        This leaves you open to get whatever you think is the best match for the desserts, and I'd definitely get that there because they're likely to have a much wider range of appropriate pairings for the desserts (ports, sauternes, muscats, sweet rieslings, etc. etc.)...

        As for BYOB at this very nice restaurant, the only real difference is you generally don't carry the bottles to your table... give them to the host/ hostess when you enter and they'll see they are brought to your table.

        Please report back on your meal.

        1. re: Chicago Mike

          Thanks for the help!

          I ended up going for the wine pairing, I felt a little uncomfortable bringing 4 bottles of wine! For the most part their pairings were very good, but I will definitely agree with you that I wish they had given me a Pinot Noir, however the Tuna merried extremely well with the New Zealand Pinot Gris. I generally don't prefer New Zealand Pinot's over others, but this was really outstanding. The Chardonnay was a little bit too acidic for me, but it really did bring out the sweetness of the dish. Overall, I'm very happy I went with the pairings.

          My mom, being less picky, decided on the Owen Roe Yakima Valley, which I find a very versatile wine and so recommended it. And in general, it's just very drinkable. I would have liked a bolder red to stand up to the lamb, but she didn't notice the difference :)
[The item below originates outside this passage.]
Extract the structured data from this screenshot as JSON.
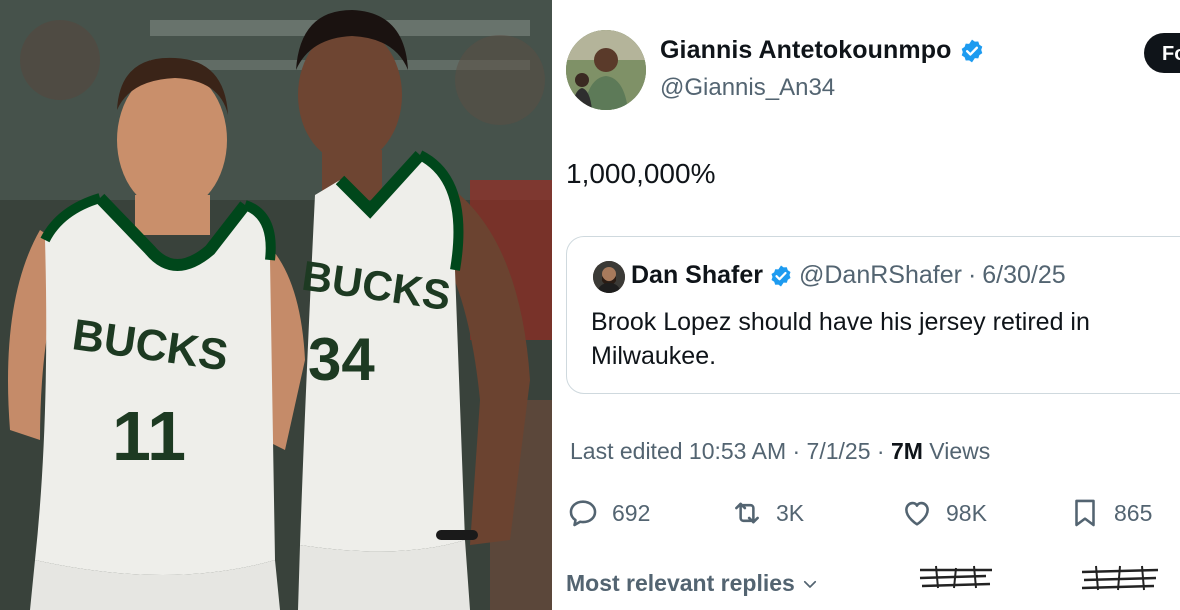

          The must say I was dissapointed that they didn't give me a dessert wine that really paired well but instead defaulted to the Brut as a typical end to the meal. I've had some delicious dessert wine pairings in a few places, and those that make the extra effort always seem to be the most memorable experiences.

          As far as the meal, it is absolutely one of the best I've had! Chicago Mike, if you really are from Chicago, I highly recommend driving down to the Northern Suburbs and trying it out...

          1. re: ShikaSfrn

            I think you made a wise choice in going with the pairings. It is hard to bring 4 bottles of wine for 2 people, there is no chance of finishing it, and great chance that you will drink way too much and lose some of the experience! Although, if you share the bottles with the kitchen you will be very very popular, especially if they are nice bottles!

            I love tasting menus, but I find it hard to plan wines for the dinner, unless you happen to be dining with a group of 6-10 people, allowing you to order a different bottle with each course and still get through the wine. I appreciate the choice of a wine tasting paired with the meal, but I often wish that at least one of the chosen wines were something different, especially when you see some of the bottles on the main wine list! But I guess you can't be too choosy about your wines when there are only 2 of you at the table.

            Thanks for the report, I'll definitely keep my eyes out for this place the next time I am in Chicago.

            1. re: ShikaSfrn

              yes I really am, and Carlos' is wonderful. unfortunately i'/m in the center of town so it's a bit of a drive. used to really love le titi de paris, out in the burbs, ever eat there ?? a very under-appreciated gem IMO.... chef/owner has changed.